53 percent of matriculated Columbia students receive some form of need-based financial aid for covering the school’s costly education. Students can borrow from the federal government through Perkins loans, Direct Subsidized/Unsubsidized loans, or PLUS loans, but this money must be repaid. Certain financially needy learners may qualify for the Pell Grant, FSEOG Grant, or TAP Grant. Institutional aid directly from Columbia University is available through programs like the Interschool Fellowships, Clifford and Siegfried Upton Scholarships, Paul Nichoplas Scholarship Fund, or George W. Ellis Scholarships. Military veterans will also receive education benefits through the Post-9/11 GI Bill and Yellow Ribbon Program.
Columbia University is a rich intellectual community providing nearly 100 academic majors for students at the bachelor’s, master’s, specialist, and doctoral levels. Popular undergraduate majors include Visual Arts, Biochemistry, Computer Science, Economics, and History. Columbia students also have the unique opportunity to pursue a major in Yiddish Studies, Neuroscience, Russian Literature, Evolutionary Biology, and Jazz Studies. There’s an impressively low student-faculty ratio of 6:1, so Columbia’s award-winning faculty is highly accessible. Columbia University has achieved a high four-year graduation rate of 88 percent, which signifies a positive student experience. Graduates have become Supreme Court justices, Academy Award winners, Nobel Prize laureates, and U.S. Presidents.
Within the heart of the Big Apple, Columbia’s campus takes over six city blocks with an extensive underground tunnel perfect for winter commutes. Butler Library, open 24/7 during the academic year, has over 11.9 million volumes as America’s eighth largest library system. Columbia operates nearly 24 dormitory halls and over 7,800 brownstone apartments since 94 percent of students live in affiliated housing. News is spread across the campus by the Columbia Daily Spectator, which is the nation’s second-oldest student-run publication.

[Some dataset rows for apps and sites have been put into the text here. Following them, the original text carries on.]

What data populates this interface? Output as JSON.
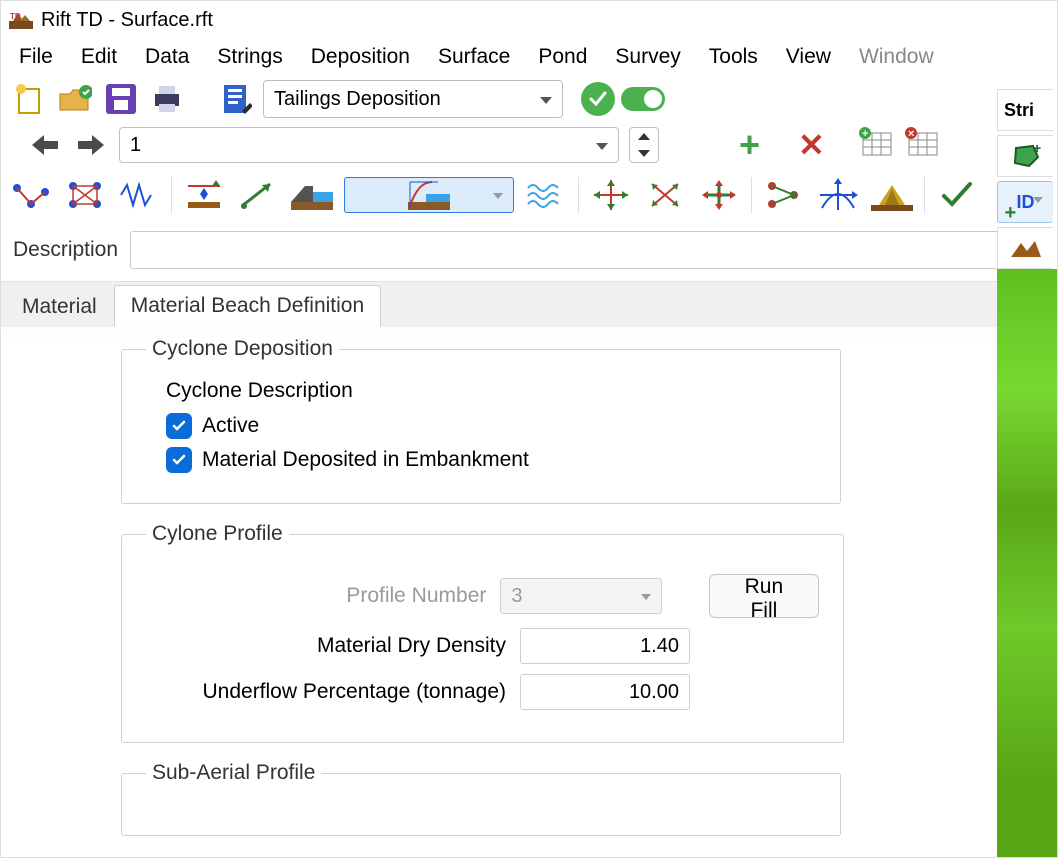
{
  "window": {
    "title": "Rift TD - Surface.rft"
  },
  "menus": [
    "File",
    "Edit",
    "Data",
    "Strings",
    "Deposition",
    "Surface",
    "Pond",
    "Survey",
    "Tools",
    "View",
    "Window"
  ],
  "toolbar1": {
    "dropdown": "Tailings Deposition"
  },
  "toolbar2": {
    "index": "1"
  },
  "description": {
    "label": "Description",
    "value": ""
  },
  "tabs": {
    "material": "Material",
    "beach": "Material Beach Definition"
  },
  "cyclone": {
    "legend": "Cyclone Deposition",
    "desc_label": "Cyclone Description",
    "active_label": "Active",
    "embank_label": "Material Deposited in Embankment"
  },
  "profile": {
    "legend": "Cylone Profile",
    "profile_num_label": "Profile Number",
    "profile_num": "3",
    "density_label": "Material Dry Density",
    "density": "1.40",
    "underflow_label": "Underflow Percentage (tonnage)",
    "underflow": "10.00",
    "runfill": "Run Fill"
  },
  "subaerial": {
    "legend": "Sub-Aerial Profile"
  },
  "right": {
    "stri": "Stri",
    "id": "ID"
  }
}
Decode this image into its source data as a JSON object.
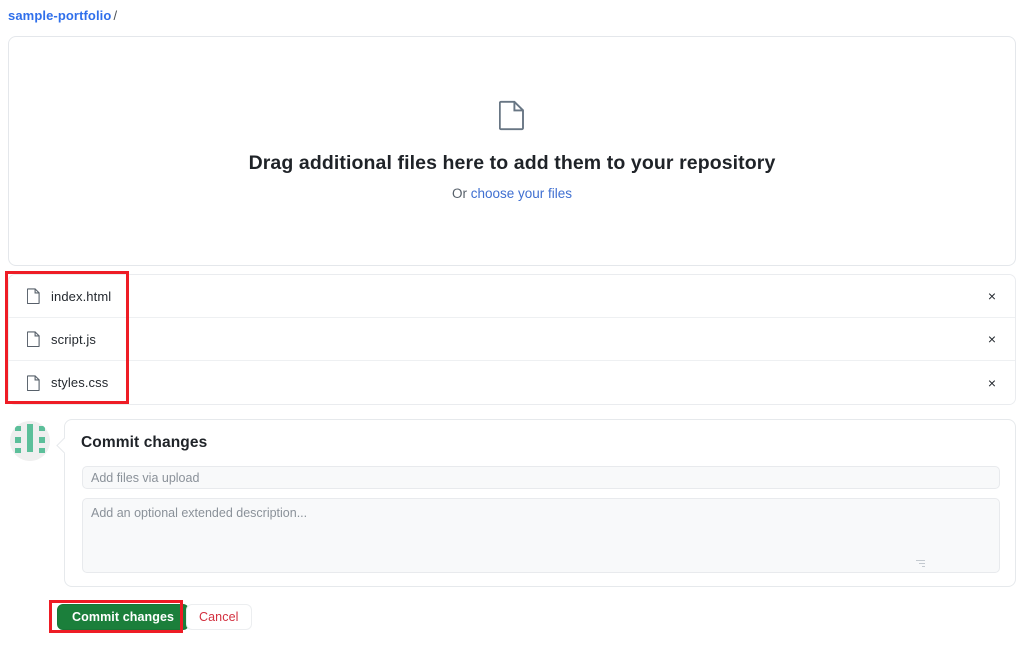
{
  "breadcrumb": {
    "repo": "sample-portfolio",
    "separator": "/"
  },
  "dropzone": {
    "icon": "file-icon",
    "title": "Drag additional files here to add them to your repository",
    "or_text": "Or ",
    "choose_link": "choose your files"
  },
  "files": {
    "remove_label": "×",
    "items": [
      {
        "name": "index.html",
        "icon": "file-icon"
      },
      {
        "name": "script.js",
        "icon": "file-icon"
      },
      {
        "name": "styles.css",
        "icon": "file-icon"
      }
    ]
  },
  "commit": {
    "avatar": "user-avatar-identicon",
    "title": "Commit changes",
    "message_placeholder": "Add files via upload",
    "message_value": "",
    "description_placeholder": "Add an optional extended description...",
    "description_value": "",
    "commit_button": "Commit changes",
    "cancel_button": "Cancel"
  },
  "colors": {
    "link": "#2f6feb",
    "commit_green": "#1b7f3b",
    "cancel_red": "#d3303f",
    "annotation_red": "#ee1c25",
    "avatar_green": "#5cbf9a"
  }
}
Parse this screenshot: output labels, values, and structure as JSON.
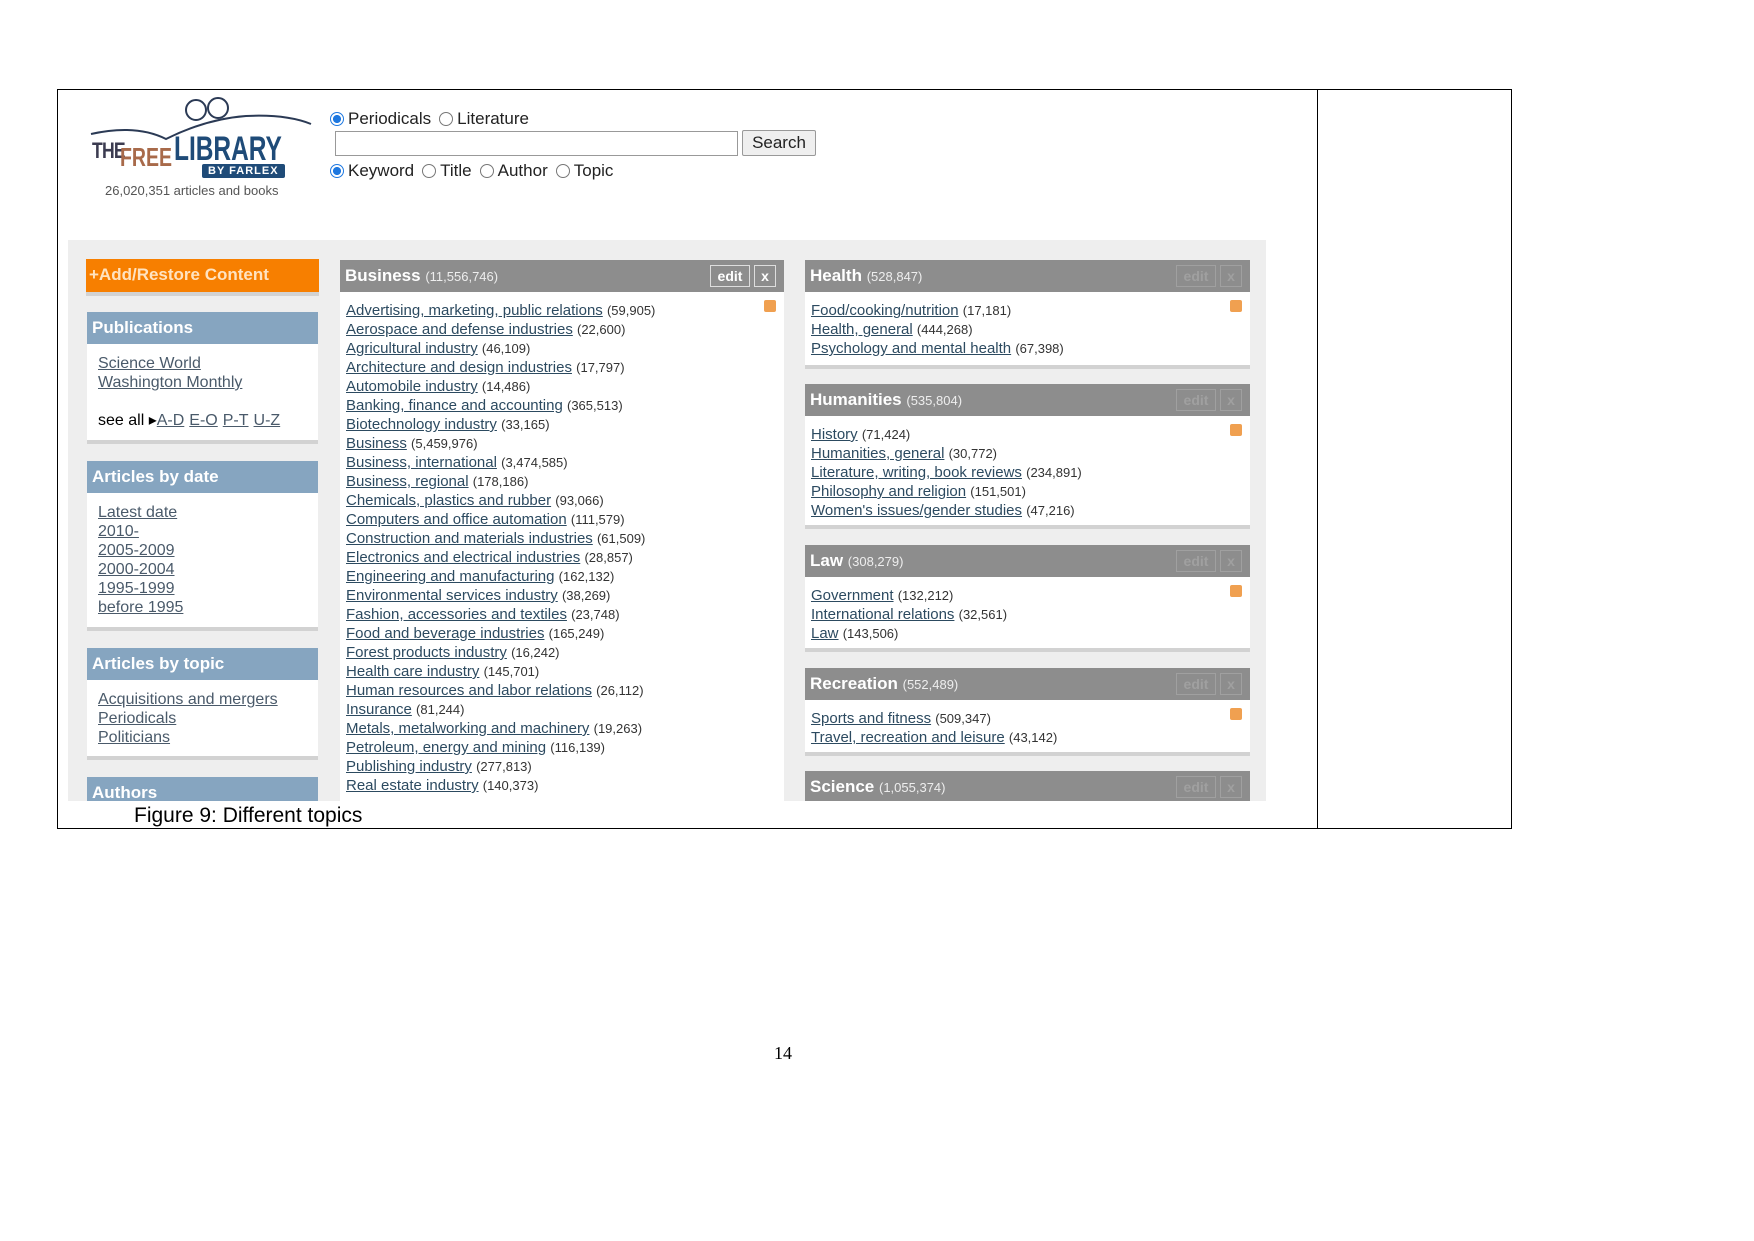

Each year, the School of Arts also hosts the prestigious Columbia University Film Festival.
There’s no shortage of engaging activities for Columbia students to choose from with more than 500 student clubs. Founded in 1967, the Columbia Queer Alliance is renowned for being the country’s first organization for lesbian, gay, transgender, and questioning students. More than 10 percent of Columbia’s student body is involved in Greek life with 25 fraternity and sorority chapters based here. Athletically inclined students can try out for the Columbia Lions, who compete in the NCAA Division I-AA Ivy League conference in 31 varsity sports. Through the Urban New York program, Columbia University gives free tickets for students to explore sights like the Empire State Building, Metropolitan Museum of Art, and Guggenheim Museum.